Copy out each line of the data below in which "Symmetric" appears.

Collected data
*** Block opens ***

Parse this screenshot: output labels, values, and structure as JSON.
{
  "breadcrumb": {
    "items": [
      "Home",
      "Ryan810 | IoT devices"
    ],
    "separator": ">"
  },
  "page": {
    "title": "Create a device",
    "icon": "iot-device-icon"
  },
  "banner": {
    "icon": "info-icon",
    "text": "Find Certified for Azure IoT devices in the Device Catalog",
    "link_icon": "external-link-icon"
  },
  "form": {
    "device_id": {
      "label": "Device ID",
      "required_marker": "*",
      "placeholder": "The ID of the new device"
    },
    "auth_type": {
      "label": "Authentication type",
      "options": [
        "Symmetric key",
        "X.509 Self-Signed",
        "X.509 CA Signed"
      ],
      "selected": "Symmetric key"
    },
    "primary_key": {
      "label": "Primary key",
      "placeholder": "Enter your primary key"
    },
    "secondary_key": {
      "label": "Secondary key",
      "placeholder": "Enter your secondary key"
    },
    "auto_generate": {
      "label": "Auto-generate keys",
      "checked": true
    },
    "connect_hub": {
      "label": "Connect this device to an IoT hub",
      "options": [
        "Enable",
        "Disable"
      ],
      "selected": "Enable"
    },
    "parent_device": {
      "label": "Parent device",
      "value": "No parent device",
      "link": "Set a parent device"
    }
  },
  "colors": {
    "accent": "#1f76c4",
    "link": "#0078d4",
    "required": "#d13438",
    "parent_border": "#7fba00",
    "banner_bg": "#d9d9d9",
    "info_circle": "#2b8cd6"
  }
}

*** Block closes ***

RESULT OF THIS EXERCISE:
        "Symmetric key",
      "selected": "Symmetric key"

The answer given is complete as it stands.